[Information supplied]

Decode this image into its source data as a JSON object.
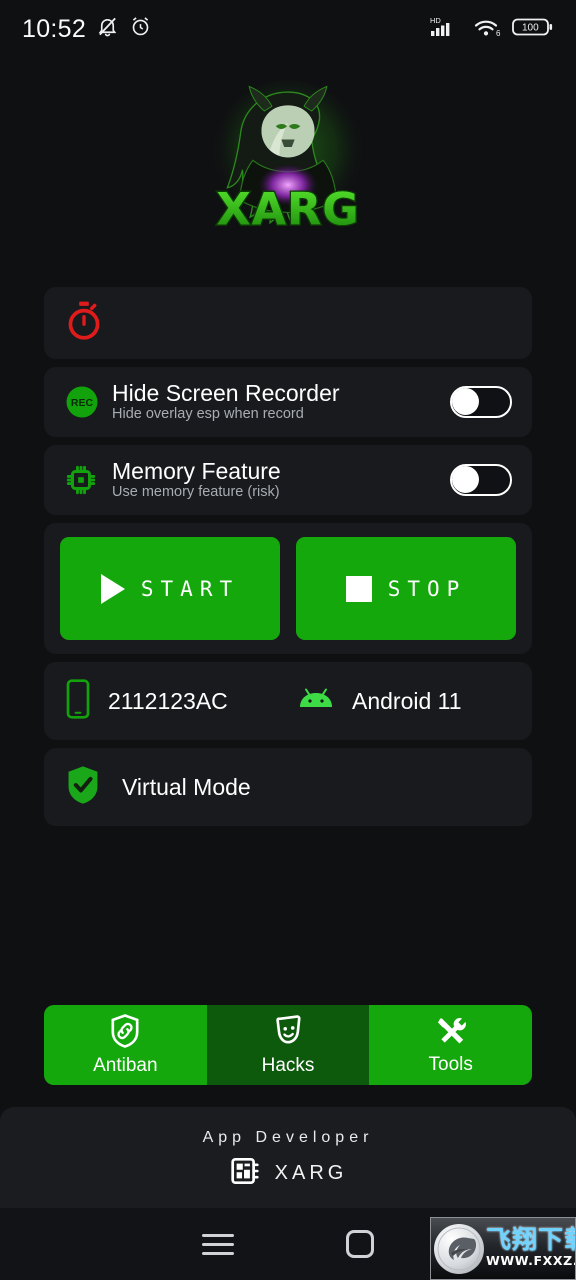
{
  "status_bar": {
    "time": "10:52",
    "icons_left": [
      "bell-off-icon",
      "alarm-clock-icon"
    ],
    "network_label": "HD",
    "wifi_label": "6",
    "battery_level": "100"
  },
  "logo": {
    "brand_text": "XARG",
    "alt": "xarg-predator-logo",
    "glow_color": "#3bd119"
  },
  "timer_card": {
    "icon": "stopwatch-icon",
    "icon_color": "#e01b1b",
    "value": ""
  },
  "settings": [
    {
      "icon": "rec-icon",
      "icon_text": "REC",
      "title": "Hide Screen Recorder",
      "subtitle": "Hide overlay esp when record",
      "toggle_on": false
    },
    {
      "icon": "cpu-chip-icon",
      "title": "Memory Feature",
      "subtitle": "Use memory feature (risk)",
      "toggle_on": false
    }
  ],
  "actions": {
    "start_label": "START",
    "stop_label": "STOP",
    "start_icon": "play-icon",
    "stop_icon": "stop-square-icon",
    "button_color": "#14a80d"
  },
  "device": {
    "phone_icon": "smartphone-icon",
    "model": "2112123AC",
    "os_icon": "android-icon",
    "os_version": "Android 11"
  },
  "virtual_mode": {
    "icon": "shield-check-icon",
    "label": "Virtual Mode"
  },
  "tabs": [
    {
      "label": "Antiban",
      "icon": "shield-link-icon",
      "active": true
    },
    {
      "label": "Hacks",
      "icon": "theater-mask-icon",
      "active": false
    },
    {
      "label": "Tools",
      "icon": "wrench-screwdriver-icon",
      "active": true
    }
  ],
  "footer": {
    "developer_label": "App Developer",
    "developer_icon": "microchip-icon",
    "developer_name": "XARG"
  },
  "nav_bar": {
    "recents_icon": "hamburger-icon",
    "home_icon": "home-square-icon"
  },
  "watermark": {
    "cn_text": "飞翔下载",
    "url_text": "WWW.FXXZ.COM",
    "accent_color": "#6fd2ff"
  }
}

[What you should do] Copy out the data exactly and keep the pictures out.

[Answer for the task]
Decode this image into its source data as a JSON object.
{
  "status_bar": {
    "time": "10:52",
    "icons_left": [
      "bell-off-icon",
      "alarm-clock-icon"
    ],
    "network_label": "HD",
    "wifi_label": "6",
    "battery_level": "100"
  },
  "logo": {
    "brand_text": "XARG",
    "alt": "xarg-predator-logo",
    "glow_color": "#3bd119"
  },
  "timer_card": {
    "icon": "stopwatch-icon",
    "icon_color": "#e01b1b",
    "value": ""
  },
  "settings": [
    {
      "icon": "rec-icon",
      "icon_text": "REC",
      "title": "Hide Screen Recorder",
      "subtitle": "Hide overlay esp when record",
      "toggle_on": false
    },
    {
      "icon": "cpu-chip-icon",
      "title": "Memory Feature",
      "subtitle": "Use memory feature (risk)",
      "toggle_on": false
    }
  ],
  "actions": {
    "start_label": "START",
    "stop_label": "STOP",
    "start_icon": "play-icon",
    "stop_icon": "stop-square-icon",
    "button_color": "#14a80d"
  },
  "device": {
    "phone_icon": "smartphone-icon",
    "model": "2112123AC",
    "os_icon": "android-icon",
    "os_version": "Android 11"
  },
  "virtual_mode": {
    "icon": "shield-check-icon",
    "label": "Virtual Mode"
  },
  "tabs": [
    {
      "label": "Antiban",
      "icon": "shield-link-icon",
      "active": true
    },
    {
      "label": "Hacks",
      "icon": "theater-mask-icon",
      "active": false
    },
    {
      "label": "Tools",
      "icon": "wrench-screwdriver-icon",
      "active": true
    }
  ],
  "footer": {
    "developer_label": "App Developer",
    "developer_icon": "microchip-icon",
    "developer_name": "XARG"
  },
  "nav_bar": {
    "recents_icon": "hamburger-icon",
    "home_icon": "home-square-icon"
  },
  "watermark": {
    "cn_text": "飞翔下载",
    "url_text": "WWW.FXXZ.COM",
    "accent_color": "#6fd2ff"
  }
}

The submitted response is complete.